Thursday, April 28, 2011


It’s been a busy day working on the music and there will be a major announcement in the next couple of days. But right now I’m beat, so all I can do for you good friends who have braved the heinous content warning (which I have tried and failed to remove) to offer a free e-book copy of the complete (UK) version of “The Song of Phaid The Gambler.” (The link came from our own Elf Hellion.)

Click here for the pdf file.

And here’s a glowing review by Glen Young...

“They used to say of Graham Greene that his books evoked an atmosphere of grim seediness. You could almost taste the grit, the gloom, the decay. They called it Greene-land, and it was instantly recognizable. Perhaps it is invidious to compare Mick Farren with Graham Greene (though I will not say to whom) but certainly Farren’s characters live and move through a Greene-land of the future where culture is decayed, morality is egocentric and people are only tools to use. Happy is the man who can say, “Screw you Jack. I’m alright.“
The book opens cinematographically with a close up of a hotel; half-swallowed by the jungle. Gradually the viewpoint pulls backward and more detail slowly appears in the picture. A riverbank, a broken dock, an overgrown clearing. Hot and humid; the back end of nowhere. Phaid is a gambling man, stranded in a torrid zone without the price of the long ride back to civilization. And so the plot begins. An old and classic one. Homer called it an Odyssey, and it was old even when he pinched it from the Babylonians. We have a quest, a mighty journey with adventure all the way.
We travel with Phaid as he lies, cheats and steals his way along the slow and rocky path back to the good life (for there must be good life somewhere). It’s a struggle. Farren’s villains are right bastards and so are his heroes. Even the bright light of Revolution is dimmed by self-seekers trying (and succeeding) to milk the idealism for a fast buck. If you want to sum up this odyssey, consider it as an exercise in applied cynicism. (Even the Androids have off days.)
Like Greene before him, Farren has a genius for evoking atmosphere and character. You will not like or admire the people in the book (I hope you don’t anyway), but you will admire the skill with which Farren manipulates them throughout the course of this long and absorbing tale.” – Glen Young

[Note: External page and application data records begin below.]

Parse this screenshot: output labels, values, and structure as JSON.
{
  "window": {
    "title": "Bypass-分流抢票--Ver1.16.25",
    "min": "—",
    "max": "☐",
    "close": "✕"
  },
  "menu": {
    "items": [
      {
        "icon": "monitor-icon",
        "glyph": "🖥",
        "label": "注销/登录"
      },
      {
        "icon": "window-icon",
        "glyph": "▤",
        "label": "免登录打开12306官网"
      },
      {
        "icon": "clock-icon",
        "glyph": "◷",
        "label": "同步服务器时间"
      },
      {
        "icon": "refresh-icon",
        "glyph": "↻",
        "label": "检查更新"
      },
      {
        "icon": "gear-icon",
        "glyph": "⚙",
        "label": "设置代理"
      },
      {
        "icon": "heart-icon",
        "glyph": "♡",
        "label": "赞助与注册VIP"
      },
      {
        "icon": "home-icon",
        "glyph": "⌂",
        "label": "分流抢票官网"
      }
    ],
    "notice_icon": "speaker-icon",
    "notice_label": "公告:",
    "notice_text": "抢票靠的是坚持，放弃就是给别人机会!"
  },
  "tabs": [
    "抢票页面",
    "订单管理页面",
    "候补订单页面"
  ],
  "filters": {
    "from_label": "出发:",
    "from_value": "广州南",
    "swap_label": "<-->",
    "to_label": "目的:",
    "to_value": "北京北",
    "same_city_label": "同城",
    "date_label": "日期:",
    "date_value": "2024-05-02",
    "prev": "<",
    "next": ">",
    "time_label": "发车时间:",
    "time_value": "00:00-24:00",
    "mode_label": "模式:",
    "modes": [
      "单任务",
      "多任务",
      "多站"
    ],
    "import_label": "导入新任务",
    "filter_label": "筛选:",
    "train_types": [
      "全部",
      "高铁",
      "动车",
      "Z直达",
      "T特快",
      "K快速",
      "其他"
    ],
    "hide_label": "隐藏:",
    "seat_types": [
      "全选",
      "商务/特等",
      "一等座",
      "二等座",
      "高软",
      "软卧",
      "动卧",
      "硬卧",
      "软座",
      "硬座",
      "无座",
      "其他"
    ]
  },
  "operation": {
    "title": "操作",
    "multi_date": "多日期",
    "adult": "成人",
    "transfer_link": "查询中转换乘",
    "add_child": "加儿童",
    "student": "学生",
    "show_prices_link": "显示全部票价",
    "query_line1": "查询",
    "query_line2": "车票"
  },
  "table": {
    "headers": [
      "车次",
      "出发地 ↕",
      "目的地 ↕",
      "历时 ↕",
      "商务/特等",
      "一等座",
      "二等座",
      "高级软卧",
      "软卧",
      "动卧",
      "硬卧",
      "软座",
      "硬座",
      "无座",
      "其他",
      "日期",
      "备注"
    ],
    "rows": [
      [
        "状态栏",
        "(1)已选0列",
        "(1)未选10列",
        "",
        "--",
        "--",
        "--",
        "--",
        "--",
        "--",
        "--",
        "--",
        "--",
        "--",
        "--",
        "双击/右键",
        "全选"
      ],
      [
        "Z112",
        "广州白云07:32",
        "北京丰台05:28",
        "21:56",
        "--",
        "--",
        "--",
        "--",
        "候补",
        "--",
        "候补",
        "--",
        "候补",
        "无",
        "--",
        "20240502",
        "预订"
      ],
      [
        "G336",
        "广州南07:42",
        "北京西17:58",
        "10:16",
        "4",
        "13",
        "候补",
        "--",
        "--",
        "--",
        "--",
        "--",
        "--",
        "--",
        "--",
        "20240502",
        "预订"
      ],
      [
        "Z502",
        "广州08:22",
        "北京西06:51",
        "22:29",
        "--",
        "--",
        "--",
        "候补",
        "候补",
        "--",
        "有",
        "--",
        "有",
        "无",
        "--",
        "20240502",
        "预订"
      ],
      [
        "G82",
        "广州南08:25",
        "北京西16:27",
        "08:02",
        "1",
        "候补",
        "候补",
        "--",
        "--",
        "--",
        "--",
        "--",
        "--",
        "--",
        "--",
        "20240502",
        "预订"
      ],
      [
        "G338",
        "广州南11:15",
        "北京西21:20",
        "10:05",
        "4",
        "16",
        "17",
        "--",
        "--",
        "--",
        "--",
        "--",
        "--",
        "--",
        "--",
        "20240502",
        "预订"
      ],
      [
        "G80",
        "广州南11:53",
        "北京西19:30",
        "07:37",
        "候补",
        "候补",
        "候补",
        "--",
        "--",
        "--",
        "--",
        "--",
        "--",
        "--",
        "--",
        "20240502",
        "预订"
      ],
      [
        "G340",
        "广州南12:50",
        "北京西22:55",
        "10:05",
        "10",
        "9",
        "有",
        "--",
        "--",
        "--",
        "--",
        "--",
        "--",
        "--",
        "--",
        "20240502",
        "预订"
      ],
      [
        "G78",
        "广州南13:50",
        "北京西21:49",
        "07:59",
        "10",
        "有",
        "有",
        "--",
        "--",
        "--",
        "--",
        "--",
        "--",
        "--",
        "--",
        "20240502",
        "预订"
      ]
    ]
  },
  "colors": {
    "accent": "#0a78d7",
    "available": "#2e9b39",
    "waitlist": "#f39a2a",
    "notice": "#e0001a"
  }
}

The secret word is Literate


Frances Lynn said...

Gosh thanks Mick. xx

Mick said...

You're welcome, Francis.

Billy O. said...

I'm glad to say that I still have my original copy on my MF bookshelf and it gets reread regularly.

Anonymous said...

Cheers Mick.

Joe the Unquietsoul said...

Thank You. I have not read nor heard of it before and getting a chance to do so is appreciated.

John Mapother said...

I read Phaid over 20 years ago and have never forgot it. I've been looking for a hardcopy in the usual places for years, but no joy. Thanks for the free copy, but would rather buy a hard copy (seems the honourable thing to do!). Any ideas where I can get one from? Thanks Mick!

Mick said...

Phaid never came out in hardback. I think you can still get paperbacks via Amazon

Kate Searing said...

Am I 2 years, too late to get a copy of the text? I'm trying to start a little project by writing a screenplay, and I've chosen Phaid.

Would love to get your blessings


Foo Cheow Ming said...

Dear Sir
I beg to enquire , where may I find Mick's grave and final resting place?  I have been a loyal fan of his fiction works since 70s, and desire dearly to pay my respects to Mick, not having had the opportunity or privilege of meeting him in person on this plane. Thank you sir
Yours sincerely
Foo  from Singapore